The whole listing, please: repeat it exactly, with the pictures left out.

★ ★ ★ ★ ★

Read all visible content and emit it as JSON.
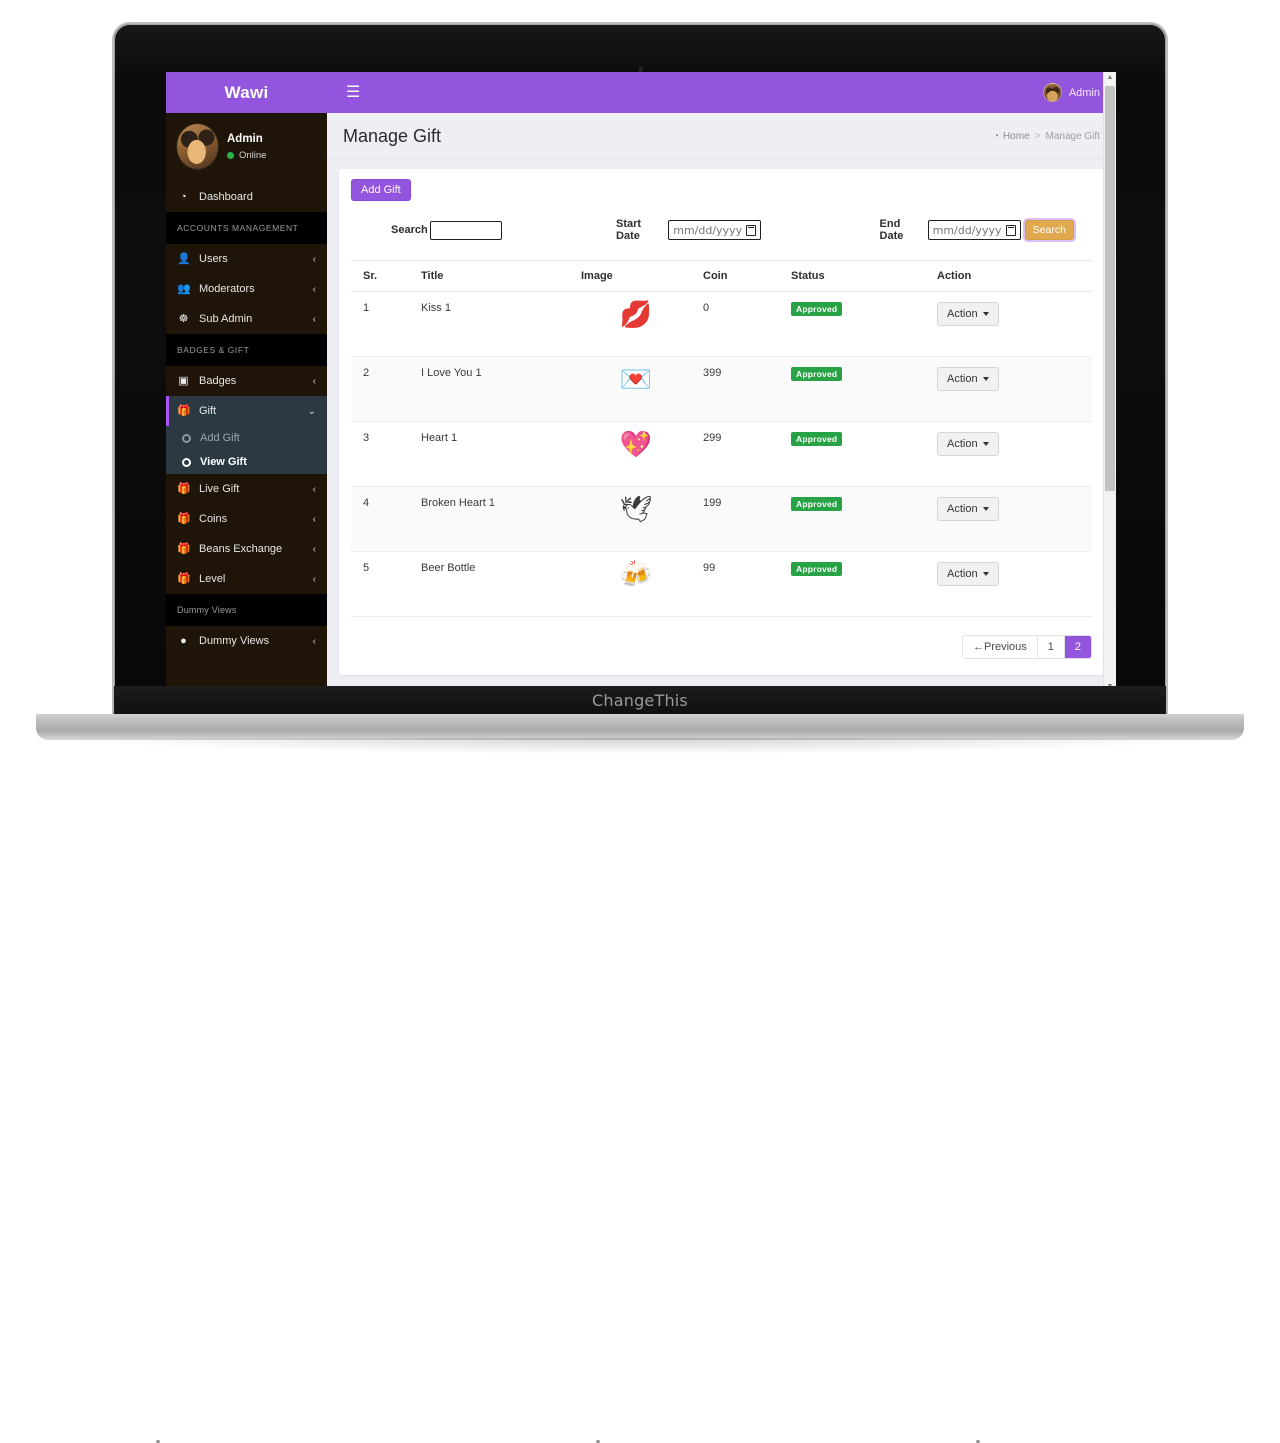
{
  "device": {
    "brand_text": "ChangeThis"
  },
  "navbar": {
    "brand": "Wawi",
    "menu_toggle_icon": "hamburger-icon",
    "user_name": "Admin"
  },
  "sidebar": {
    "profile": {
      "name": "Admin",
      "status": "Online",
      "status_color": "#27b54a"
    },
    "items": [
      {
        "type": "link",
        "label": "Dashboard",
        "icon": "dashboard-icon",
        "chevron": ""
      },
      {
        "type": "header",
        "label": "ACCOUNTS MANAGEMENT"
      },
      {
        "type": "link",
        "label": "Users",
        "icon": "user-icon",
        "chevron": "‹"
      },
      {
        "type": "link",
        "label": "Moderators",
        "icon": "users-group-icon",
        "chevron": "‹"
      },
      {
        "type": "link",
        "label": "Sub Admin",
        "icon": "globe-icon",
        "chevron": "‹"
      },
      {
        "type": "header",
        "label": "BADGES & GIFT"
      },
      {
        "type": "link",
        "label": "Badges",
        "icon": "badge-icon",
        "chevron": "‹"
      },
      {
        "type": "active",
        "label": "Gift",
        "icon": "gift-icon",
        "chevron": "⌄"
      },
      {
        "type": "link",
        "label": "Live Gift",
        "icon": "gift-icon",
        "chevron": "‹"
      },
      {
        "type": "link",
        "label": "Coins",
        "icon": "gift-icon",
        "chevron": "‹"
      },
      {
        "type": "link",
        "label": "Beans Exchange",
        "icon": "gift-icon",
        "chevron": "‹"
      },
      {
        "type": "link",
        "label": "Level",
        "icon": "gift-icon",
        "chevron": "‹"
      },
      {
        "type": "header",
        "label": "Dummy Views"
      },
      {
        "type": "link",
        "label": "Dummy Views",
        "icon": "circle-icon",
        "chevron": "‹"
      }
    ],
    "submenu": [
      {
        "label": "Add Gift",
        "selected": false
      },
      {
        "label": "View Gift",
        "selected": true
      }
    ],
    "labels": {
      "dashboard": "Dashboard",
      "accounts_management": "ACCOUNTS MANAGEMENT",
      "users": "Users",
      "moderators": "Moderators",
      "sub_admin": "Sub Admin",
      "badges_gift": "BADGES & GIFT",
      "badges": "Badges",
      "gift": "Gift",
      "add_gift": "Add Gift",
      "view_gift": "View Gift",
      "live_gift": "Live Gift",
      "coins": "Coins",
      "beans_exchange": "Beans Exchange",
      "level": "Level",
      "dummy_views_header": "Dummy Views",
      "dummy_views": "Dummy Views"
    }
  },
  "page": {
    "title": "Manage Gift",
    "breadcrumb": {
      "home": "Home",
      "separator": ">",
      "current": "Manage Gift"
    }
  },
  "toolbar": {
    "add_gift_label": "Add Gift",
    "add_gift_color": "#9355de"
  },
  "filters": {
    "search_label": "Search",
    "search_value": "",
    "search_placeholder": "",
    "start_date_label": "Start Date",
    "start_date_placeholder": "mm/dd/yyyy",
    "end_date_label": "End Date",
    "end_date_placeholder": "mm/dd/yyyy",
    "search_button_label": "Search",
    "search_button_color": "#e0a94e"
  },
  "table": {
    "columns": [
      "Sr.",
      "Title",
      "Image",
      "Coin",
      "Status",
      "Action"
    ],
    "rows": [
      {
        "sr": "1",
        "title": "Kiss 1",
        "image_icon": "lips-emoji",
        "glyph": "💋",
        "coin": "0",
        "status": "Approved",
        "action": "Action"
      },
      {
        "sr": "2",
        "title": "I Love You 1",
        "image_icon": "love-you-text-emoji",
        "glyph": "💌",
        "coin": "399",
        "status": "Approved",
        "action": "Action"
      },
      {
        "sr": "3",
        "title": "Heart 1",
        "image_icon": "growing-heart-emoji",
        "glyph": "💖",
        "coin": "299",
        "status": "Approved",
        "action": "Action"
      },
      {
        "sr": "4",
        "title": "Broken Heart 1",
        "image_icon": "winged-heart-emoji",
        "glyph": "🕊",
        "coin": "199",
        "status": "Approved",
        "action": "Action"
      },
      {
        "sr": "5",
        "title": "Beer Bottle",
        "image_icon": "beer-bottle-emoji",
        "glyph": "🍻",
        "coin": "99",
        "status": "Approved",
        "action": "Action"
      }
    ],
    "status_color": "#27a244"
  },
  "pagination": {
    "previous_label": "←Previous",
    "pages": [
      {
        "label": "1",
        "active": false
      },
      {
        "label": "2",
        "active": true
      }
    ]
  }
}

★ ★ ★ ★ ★

# RESPONSE AREA:
Read all visible content and emit it as JSON.
{
  "device": {
    "brand_text": "ChangeThis"
  },
  "navbar": {
    "brand": "Wawi",
    "menu_toggle_icon": "hamburger-icon",
    "user_name": "Admin"
  },
  "sidebar": {
    "profile": {
      "name": "Admin",
      "status": "Online",
      "status_color": "#27b54a"
    },
    "items": [
      {
        "type": "link",
        "label": "Dashboard",
        "icon": "dashboard-icon",
        "chevron": ""
      },
      {
        "type": "header",
        "label": "ACCOUNTS MANAGEMENT"
      },
      {
        "type": "link",
        "label": "Users",
        "icon": "user-icon",
        "chevron": "‹"
      },
      {
        "type": "link",
        "label": "Moderators",
        "icon": "users-group-icon",
        "chevron": "‹"
      },
      {
        "type": "link",
        "label": "Sub Admin",
        "icon": "globe-icon",
        "chevron": "‹"
      },
      {
        "type": "header",
        "label": "BADGES & GIFT"
      },
      {
        "type": "link",
        "label": "Badges",
        "icon": "badge-icon",
        "chevron": "‹"
      },
      {
        "type": "active",
        "label": "Gift",
        "icon": "gift-icon",
        "chevron": "⌄"
      },
      {
        "type": "link",
        "label": "Live Gift",
        "icon": "gift-icon",
        "chevron": "‹"
      },
      {
        "type": "link",
        "label": "Coins",
        "icon": "gift-icon",
        "chevron": "‹"
      },
      {
        "type": "link",
        "label": "Beans Exchange",
        "icon": "gift-icon",
        "chevron": "‹"
      },
      {
        "type": "link",
        "label": "Level",
        "icon": "gift-icon",
        "chevron": "‹"
      },
      {
        "type": "header",
        "label": "Dummy Views"
      },
      {
        "type": "link",
        "label": "Dummy Views",
        "icon": "circle-icon",
        "chevron": "‹"
      }
    ],
    "submenu": [
      {
        "label": "Add Gift",
        "selected": false
      },
      {
        "label": "View Gift",
        "selected": true
      }
    ],
    "labels": {
      "dashboard": "Dashboard",
      "accounts_management": "ACCOUNTS MANAGEMENT",
      "users": "Users",
      "moderators": "Moderators",
      "sub_admin": "Sub Admin",
      "badges_gift": "BADGES & GIFT",
      "badges": "Badges",
      "gift": "Gift",
      "add_gift": "Add Gift",
      "view_gift": "View Gift",
      "live_gift": "Live Gift",
      "coins": "Coins",
      "beans_exchange": "Beans Exchange",
      "level": "Level",
      "dummy_views_header": "Dummy Views",
      "dummy_views": "Dummy Views"
    }
  },
  "page": {
    "title": "Manage Gift",
    "breadcrumb": {
      "home": "Home",
      "separator": ">",
      "current": "Manage Gift"
    }
  },
  "toolbar": {
    "add_gift_label": "Add Gift",
    "add_gift_color": "#9355de"
  },
  "filters": {
    "search_label": "Search",
    "search_value": "",
    "search_placeholder": "",
    "start_date_label": "Start Date",
    "start_date_placeholder": "mm/dd/yyyy",
    "end_date_label": "End Date",
    "end_date_placeholder": "mm/dd/yyyy",
    "search_button_label": "Search",
    "search_button_color": "#e0a94e"
  },
  "table": {
    "columns": [
      "Sr.",
      "Title",
      "Image",
      "Coin",
      "Status",
      "Action"
    ],
    "rows": [
      {
        "sr": "1",
        "title": "Kiss 1",
        "image_icon": "lips-emoji",
        "glyph": "💋",
        "coin": "0",
        "status": "Approved",
        "action": "Action"
      },
      {
        "sr": "2",
        "title": "I Love You 1",
        "image_icon": "love-you-text-emoji",
        "glyph": "💌",
        "coin": "399",
        "status": "Approved",
        "action": "Action"
      },
      {
        "sr": "3",
        "title": "Heart 1",
        "image_icon": "growing-heart-emoji",
        "glyph": "💖",
        "coin": "299",
        "status": "Approved",
        "action": "Action"
      },
      {
        "sr": "4",
        "title": "Broken Heart 1",
        "image_icon": "winged-heart-emoji",
        "glyph": "🕊",
        "coin": "199",
        "status": "Approved",
        "action": "Action"
      },
      {
        "sr": "5",
        "title": "Beer Bottle",
        "image_icon": "beer-bottle-emoji",
        "glyph": "🍻",
        "coin": "99",
        "status": "Approved",
        "action": "Action"
      }
    ],
    "status_color": "#27a244"
  },
  "pagination": {
    "previous_label": "←Previous",
    "pages": [
      {
        "label": "1",
        "active": false
      },
      {
        "label": "2",
        "active": true
      }
    ]
  }
}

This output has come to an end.